This “jurisdictional element” topic has risen to the surface again in the wake of the Supreme Court’s recent opinion in Rehaif v. United States, 139 S. Ct. 2191 (June 20, 2019). There the Court held that the crime of possession of a firearm by a prohibited person (defined in 18 U.S.C. § 922(g)) includes an element that the “knowingly” mens rea set forth in 18 U.S.C. § 924(a)(2) means not only that the defendant must know he possessed a firearm, but he must also know that he is a prohibited person (e.g., a convicted felon, an undocumented immigrant, a drug addict). Is this element non-jurisdictional (so that a guilty plea washes away the defect in the indictment and plea colloquy)? Or jurisdictional, so that a conviction is presumptively unlawful and must be vacated? Only time will tell. The issue is already percolating in the Eleventh Circuit.

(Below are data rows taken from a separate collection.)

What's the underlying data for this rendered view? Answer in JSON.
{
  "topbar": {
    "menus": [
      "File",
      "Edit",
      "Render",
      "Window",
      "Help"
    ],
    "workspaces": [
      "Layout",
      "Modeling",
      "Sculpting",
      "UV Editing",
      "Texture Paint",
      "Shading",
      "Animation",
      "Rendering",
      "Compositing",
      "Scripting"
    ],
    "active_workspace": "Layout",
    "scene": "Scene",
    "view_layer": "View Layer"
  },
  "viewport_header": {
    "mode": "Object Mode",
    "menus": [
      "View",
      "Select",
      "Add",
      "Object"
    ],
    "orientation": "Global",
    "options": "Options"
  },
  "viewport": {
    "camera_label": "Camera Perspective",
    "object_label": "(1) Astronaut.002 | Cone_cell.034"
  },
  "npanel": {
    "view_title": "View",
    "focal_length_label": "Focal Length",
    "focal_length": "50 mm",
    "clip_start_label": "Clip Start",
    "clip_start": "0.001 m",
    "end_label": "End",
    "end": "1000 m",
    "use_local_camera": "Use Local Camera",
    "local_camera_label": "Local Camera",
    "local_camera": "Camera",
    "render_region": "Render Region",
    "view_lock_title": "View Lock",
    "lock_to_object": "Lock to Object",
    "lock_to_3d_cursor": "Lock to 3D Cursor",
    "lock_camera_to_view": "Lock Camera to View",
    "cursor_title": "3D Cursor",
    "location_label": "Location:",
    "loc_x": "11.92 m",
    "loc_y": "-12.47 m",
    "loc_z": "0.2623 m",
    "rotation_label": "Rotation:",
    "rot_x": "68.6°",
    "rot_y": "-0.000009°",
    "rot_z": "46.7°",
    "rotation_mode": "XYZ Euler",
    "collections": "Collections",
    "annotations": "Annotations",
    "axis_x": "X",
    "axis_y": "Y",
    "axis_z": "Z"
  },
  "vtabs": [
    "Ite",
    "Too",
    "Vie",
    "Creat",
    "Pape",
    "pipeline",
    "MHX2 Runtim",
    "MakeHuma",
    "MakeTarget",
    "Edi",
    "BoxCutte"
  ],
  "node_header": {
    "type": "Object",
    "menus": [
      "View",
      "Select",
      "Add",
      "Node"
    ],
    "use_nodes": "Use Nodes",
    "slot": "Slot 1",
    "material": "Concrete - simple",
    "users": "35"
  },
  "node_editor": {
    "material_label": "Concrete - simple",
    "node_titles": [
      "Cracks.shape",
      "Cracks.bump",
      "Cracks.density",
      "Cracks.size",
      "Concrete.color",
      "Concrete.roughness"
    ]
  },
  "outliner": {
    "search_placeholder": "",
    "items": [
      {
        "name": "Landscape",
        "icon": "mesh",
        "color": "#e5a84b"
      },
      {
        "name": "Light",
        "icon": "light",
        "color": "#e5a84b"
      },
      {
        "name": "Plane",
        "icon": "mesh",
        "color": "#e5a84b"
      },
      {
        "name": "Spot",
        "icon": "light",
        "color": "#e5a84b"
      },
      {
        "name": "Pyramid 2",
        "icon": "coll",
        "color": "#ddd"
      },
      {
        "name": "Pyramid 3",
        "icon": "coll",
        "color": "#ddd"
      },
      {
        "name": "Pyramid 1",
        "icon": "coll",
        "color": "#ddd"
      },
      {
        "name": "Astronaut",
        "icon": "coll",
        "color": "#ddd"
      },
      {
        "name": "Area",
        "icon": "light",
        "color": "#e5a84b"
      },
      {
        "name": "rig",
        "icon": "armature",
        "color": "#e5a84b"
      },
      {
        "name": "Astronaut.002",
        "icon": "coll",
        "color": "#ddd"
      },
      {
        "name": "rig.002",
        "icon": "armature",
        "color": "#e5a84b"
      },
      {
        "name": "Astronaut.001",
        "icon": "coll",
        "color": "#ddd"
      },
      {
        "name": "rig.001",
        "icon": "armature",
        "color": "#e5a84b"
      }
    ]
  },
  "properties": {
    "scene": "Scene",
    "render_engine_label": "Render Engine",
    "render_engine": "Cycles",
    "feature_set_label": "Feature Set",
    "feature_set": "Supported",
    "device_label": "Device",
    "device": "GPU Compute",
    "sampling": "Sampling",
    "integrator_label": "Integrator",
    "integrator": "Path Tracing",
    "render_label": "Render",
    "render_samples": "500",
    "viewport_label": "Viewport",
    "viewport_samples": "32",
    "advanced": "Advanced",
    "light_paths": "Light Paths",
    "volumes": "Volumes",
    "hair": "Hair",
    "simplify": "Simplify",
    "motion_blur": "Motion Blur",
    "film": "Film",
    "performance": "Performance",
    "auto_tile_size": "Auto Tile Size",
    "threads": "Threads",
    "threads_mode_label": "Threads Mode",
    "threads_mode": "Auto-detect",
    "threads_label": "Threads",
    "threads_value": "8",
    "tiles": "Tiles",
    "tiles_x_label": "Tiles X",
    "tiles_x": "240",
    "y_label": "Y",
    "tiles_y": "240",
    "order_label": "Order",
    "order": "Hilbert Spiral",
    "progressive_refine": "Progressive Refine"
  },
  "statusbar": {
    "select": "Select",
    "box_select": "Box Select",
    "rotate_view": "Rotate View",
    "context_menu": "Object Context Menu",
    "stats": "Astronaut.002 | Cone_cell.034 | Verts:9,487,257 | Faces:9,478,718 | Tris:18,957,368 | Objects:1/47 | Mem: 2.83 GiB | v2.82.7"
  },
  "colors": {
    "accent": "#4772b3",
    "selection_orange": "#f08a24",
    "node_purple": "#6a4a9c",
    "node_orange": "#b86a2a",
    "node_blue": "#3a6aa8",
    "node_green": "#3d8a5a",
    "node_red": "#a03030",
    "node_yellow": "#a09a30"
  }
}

Finally, the Court has offered another chapter in the post-Johnson ACCA narrative. In Tribue v. United States, the district court sentenced the defendant, convicted of possession of a firearm by a convicted felon, under the ACCA. The PSR author identified three ACCA predicates—two Florida delivery of cocaine convictions and one Florida fleeing-and-eluding conviction. Although Tribue also had a third conviction for delivery of cocaine, the probation officer did not use this conviction as an ACCA predicate, the prosecutor did not add it to the ACCA list, and the district court applied the ACCA without it. After Johnson, Tribue filed a § 2255 motion arguing that because fleeing-and-eluding no longer counted as a violent felony (it did not), his ACCA sentence was unlawful. The government then substituted the phantom third drug offense in place of the fleeing-and-eluding conviction. With this new predicate in hand, the district court snatched defeat from the jaws of Tribue’s victory and denied the motion. Oh no, said Tribue on appeal, the government waived the issue by failing to rely on the third drug conviction at the original sentencing hearing. But oh yes, said the Eleventh Circuit, on appeal. The government is not required to identify any more than three ACCA predicates. What’s more, Tribue did not challenge his ACCA enhancement at the sentencing hearing, so the government had no need to identity a fourth predicate. The result here would have been different if the government disavowed reliance on the fourth predicate, see United States v. Canty, but it never did so here.
Contributors: Kendal Silas and Vionnette Johnson.